In the previous post, I talked about watching out for tension in the voice and to avoid whispering, which generates a type of grinding for the vocal cords. In this post I’d like to talk about the importance of hydration and about how to get rid of a dry throat when it’s time to sing.
Two vital parts of singing are the lungs and the muscles, and both of these move more agile when they are hydrated. For this reason, staying hydrated directly affects your singing voice. Water also flushes away unwanted phlegm, mucus in the throat, which is good, because the mucus can affect your pitch and vocal control. And if you have ever tried to sing with a dry throat you know the negative affect that it can have on the singing voice.
A dry throat can come from many different factors. The most common though is nerves. Anytime you are feeling nervous about something, your throat gets dry. Well, this is no good when it comes to singing, because nerves almost always accompany singing in front of others no matter how seasoned of a singer you may be.
The best way that you can relieve some of the nerves is to be prepared. Nothing is as powerful as preparedness when it comes to feeling nervous about something. If you have put you time, effort and heart into something, you will be much more relaxed when the time comes to presenting it.

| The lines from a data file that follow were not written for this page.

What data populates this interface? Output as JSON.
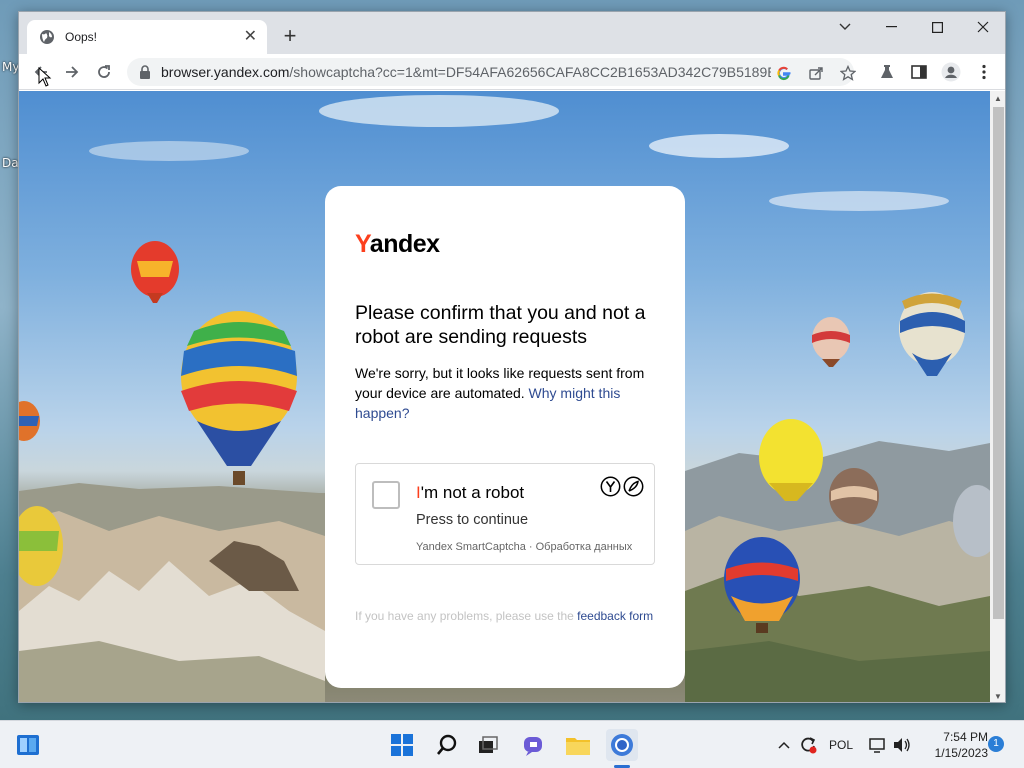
{
  "desktop": {
    "label_1": "My",
    "label_2": "Da"
  },
  "browser": {
    "tab_title": "Oops!",
    "url_host": "browser.yandex.com",
    "url_rest": "/showcaptcha?cc=1&mt=DF54AFA62656CAFA8CC2B1653AD342C79B5189E..."
  },
  "captcha": {
    "logo_first": "Y",
    "logo_rest": "andex",
    "heading": "Please confirm that you and not a robot are sending requests",
    "description": "We're sorry, but it looks like requests sent from your device are automated. ",
    "why_link": "Why might this happen?",
    "checkbox_label_accent": "I",
    "checkbox_label_rest": "'m not a robot",
    "checkbox_sub": "Press to continue",
    "brand_line": "Yandex SmartCaptcha · Обработка данных",
    "footer_text": "If you have any problems, please use the ",
    "footer_link": "feedback form",
    "accent_color": "#fc3f1d",
    "link_color": "#2f4b91"
  },
  "taskbar": {
    "language": "POL",
    "time": "7:54 PM",
    "date": "1/15/2023",
    "notification_count": "1"
  }
}
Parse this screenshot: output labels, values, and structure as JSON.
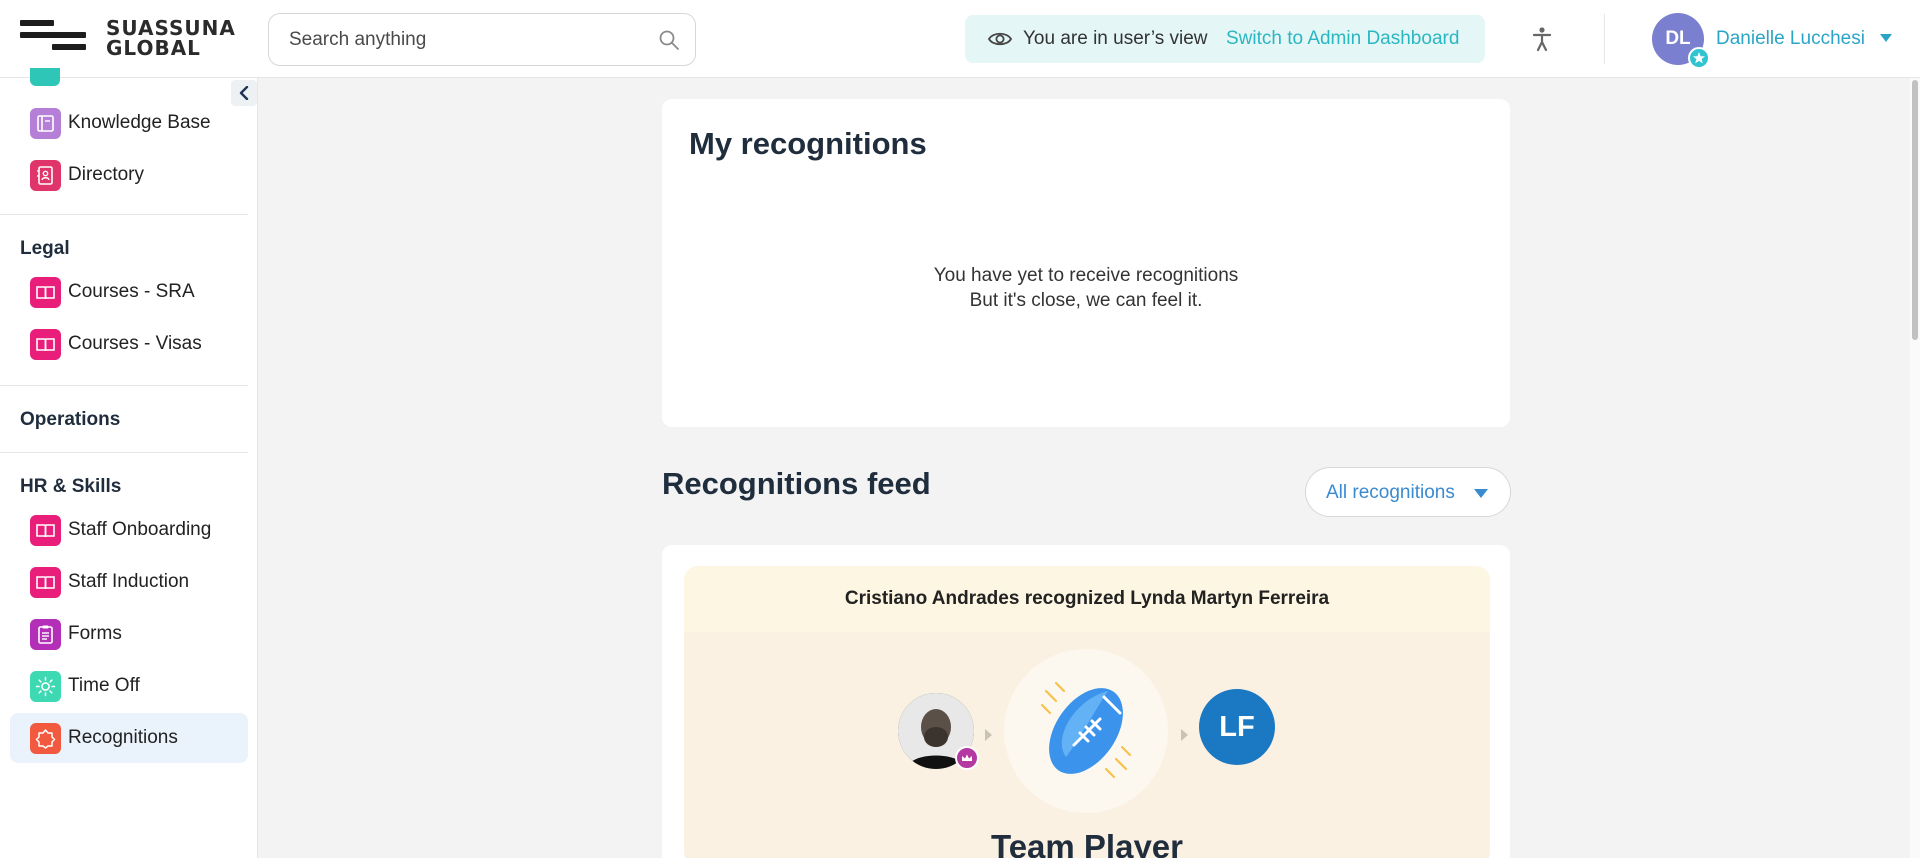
{
  "header": {
    "brand_line1": "SUASSUNA",
    "brand_line2": "GLOBAL",
    "search_placeholder": "Search anything",
    "view_message": "You are in user’s view",
    "switch_label": "Switch to Admin Dashboard",
    "user_initials": "DL",
    "user_name": "Danielle Lucchesi"
  },
  "sidebar": {
    "top_items": [
      {
        "label": "Knowledge Base",
        "icon": "book-icon",
        "color": "#b57fd8"
      },
      {
        "label": "Directory",
        "icon": "directory-icon",
        "color": "#e0356b"
      }
    ],
    "sections": [
      {
        "title": "Legal",
        "items": [
          {
            "label": "Courses - SRA",
            "icon": "open-book-icon",
            "color": "#e91e7a"
          },
          {
            "label": "Courses - Visas",
            "icon": "open-book-icon",
            "color": "#e91e7a"
          }
        ]
      },
      {
        "title": "Operations",
        "items": []
      },
      {
        "title": "HR & Skills",
        "items": [
          {
            "label": "Staff Onboarding",
            "icon": "open-book-icon",
            "color": "#e91e7a"
          },
          {
            "label": "Staff Induction",
            "icon": "open-book-icon",
            "color": "#e91e7a"
          },
          {
            "label": "Forms",
            "icon": "clipboard-icon",
            "color": "#b42fb8"
          },
          {
            "label": "Time Off",
            "icon": "sun-icon",
            "color": "#3dd9b3"
          },
          {
            "label": "Recognitions",
            "icon": "recognition-badge-icon",
            "color": "#f15a3f",
            "active": true
          }
        ]
      }
    ]
  },
  "my_recognitions": {
    "title": "My recognitions",
    "empty_line1": "You have yet to receive recognitions",
    "empty_line2": "But it's close, we can feel it."
  },
  "feed": {
    "title": "Recognitions feed",
    "filter_label": "All recognitions",
    "items": [
      {
        "headline": "Cristiano Andrades recognized Lynda Martyn Ferreira",
        "receiver_initials": "LF",
        "award": "Team Player",
        "badge_icon": "football-icon"
      }
    ]
  }
}
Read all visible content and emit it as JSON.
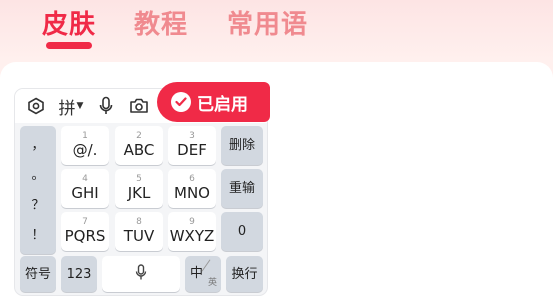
{
  "tabs": [
    {
      "label": "皮肤",
      "active": true
    },
    {
      "label": "教程",
      "active": false
    },
    {
      "label": "常用语",
      "active": false
    }
  ],
  "keyboard": {
    "toolbar": {
      "settings_icon": "hexagon-settings-icon",
      "input_mode": "拼",
      "mic_icon": "microphone-icon",
      "camera_icon": "camera-icon"
    },
    "punct_column": [
      "，",
      "。",
      "？",
      "！"
    ],
    "rows": [
      [
        {
          "num": "1",
          "label": "@/."
        },
        {
          "num": "2",
          "label": "ABC"
        },
        {
          "num": "3",
          "label": "DEF"
        }
      ],
      [
        {
          "num": "4",
          "label": "GHI"
        },
        {
          "num": "5",
          "label": "JKL"
        },
        {
          "num": "6",
          "label": "MNO"
        }
      ],
      [
        {
          "num": "7",
          "label": "PQRS"
        },
        {
          "num": "8",
          "label": "TUV"
        },
        {
          "num": "9",
          "label": "WXYZ"
        }
      ]
    ],
    "right_keys": [
      "删除",
      "重输",
      "0"
    ],
    "bottom": {
      "symbols": "符号",
      "numbers": "123",
      "zh": "中",
      "en": "英",
      "enter": "换行"
    }
  },
  "badge": {
    "label": "已启用"
  },
  "colors": {
    "accent": "#f02a47",
    "inactive_tab": "#f08a8f",
    "gray_key": "#d2d8e0"
  }
}
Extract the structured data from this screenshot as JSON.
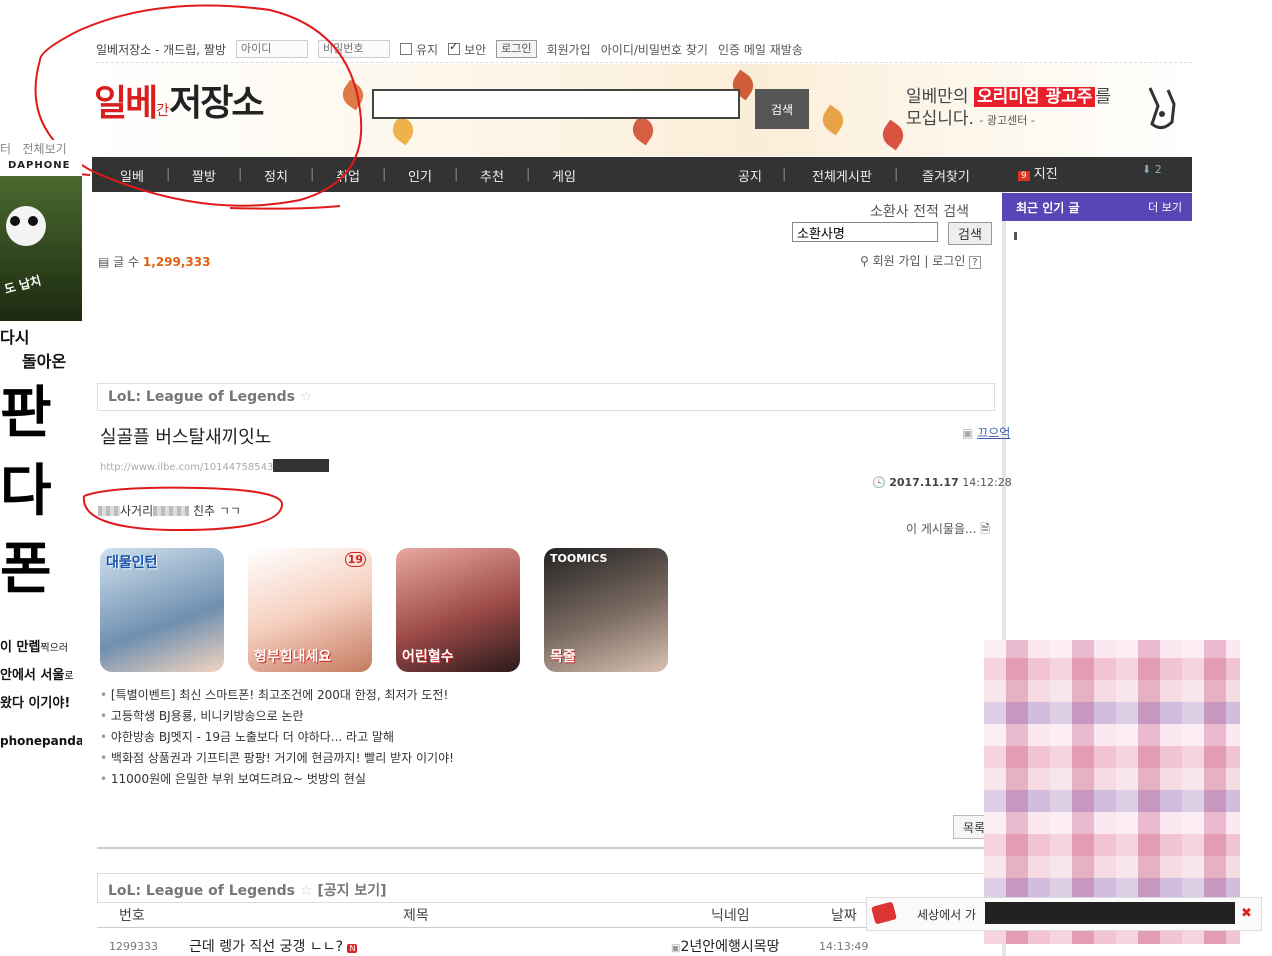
{
  "topbar": {
    "site": "일베저장소 - 개드립, 짤방",
    "id_placeholder": "아이디",
    "pw_placeholder": "비밀번호",
    "keep": "유지",
    "secure": "보안",
    "login": "로그인",
    "signup": "회원가입",
    "find": "아이디/비밀번호 찾기",
    "resend": "인증 메일 재발송"
  },
  "logo": {
    "a": "일베",
    "c": "간",
    "b": "저장소"
  },
  "search": {
    "button": "검색"
  },
  "ad": {
    "line1": "일베만의",
    "highlight": "오리미엄 광고주",
    "suffix": "를",
    "line2": "모십니다.",
    "note": "- 광고센터 -"
  },
  "nav": {
    "left": [
      "일베",
      "짤방",
      "정치",
      "취업",
      "인기",
      "추천",
      "게임"
    ],
    "right": [
      "공지",
      "전체게시판",
      "즐겨찾기"
    ],
    "jijin_badge": "9",
    "jijin": "지진",
    "down_count": "2"
  },
  "sidebar": {
    "popular": "최근 인기 글",
    "more": "더 보기"
  },
  "summoner": {
    "title": "소환사 전적 검색",
    "input": "소환사명",
    "button": "검색"
  },
  "board": {
    "count_label": "글 수",
    "count": "1,299,333",
    "join": "회원 가입",
    "login": "로그인",
    "help": "?",
    "name": "LoL: League of Legends",
    "post_title": "실골플 버스탈새끼잇노",
    "author": "끄으억",
    "url": "http://www.ilbe.com/10144758543",
    "date": "2017.11.17",
    "time": "14:12:28",
    "content_mid": "사거리",
    "content_end": "친추 ㄱㄱ",
    "this_post": "이 게시물을...",
    "list_button": "목록"
  },
  "thumbs": [
    {
      "title": "대물인턴",
      "tag": ""
    },
    {
      "title": "형부힘내세요",
      "tag": "19"
    },
    {
      "title": "어린혈수",
      "tag": ""
    },
    {
      "title": "목줄",
      "tag": "TOOMICS"
    }
  ],
  "ad_links": [
    "[특별이벤트] 최신 스마트폰! 최고조건에 200대 한정, 최저가 도전!",
    "고등학생 BJ용룡, 비니키방송으로 논란",
    "야한방송 BJ멧지 - 19금 노출보다 더 야하다... 라고 말해",
    "백화점 상품권과 기프티콘 팡팡! 거기에 현금까지! 빨리 받자 이기야!",
    "11000원에 은밀한 부위 보여드려요~ 벗방의 현실"
  ],
  "board2": {
    "name": "LoL: League of Legends",
    "notice": "[공지 보기]",
    "col_no": "번호",
    "col_title": "제목",
    "col_nick": "닉네임",
    "col_date": "날짜",
    "row_no": "1299333",
    "row_title": "근데 렝가 직선 궁갱 ㄴㄴ?",
    "row_nick": "2년안에행시목땅",
    "row_time": "14:13:49"
  },
  "leftad": {
    "top1": "터",
    "top2": "전체보기",
    "brand": "DAPHONE",
    "l1": "다시",
    "l2": "돌아온",
    "big1": "판",
    "big2": "다",
    "big3": "폰",
    "s1": "이 만렙",
    "s1b": "찍으러",
    "s2": "안에서 서울",
    "s2b": "로",
    "s3": "왔다 이기야!",
    "url": "phonepanda",
    "panda_tag": "도 납치"
  },
  "floatbar": {
    "text": "세상에서 가",
    "close": "✖"
  }
}
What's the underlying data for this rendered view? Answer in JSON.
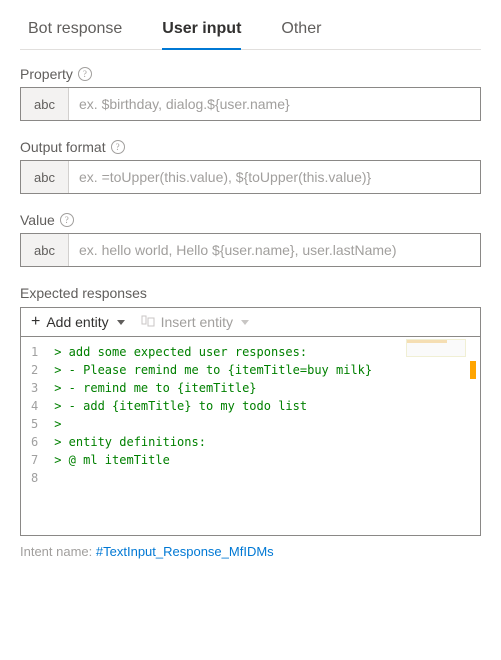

Hope this helps. I’ll say more about the dry throat syndrome in the next post.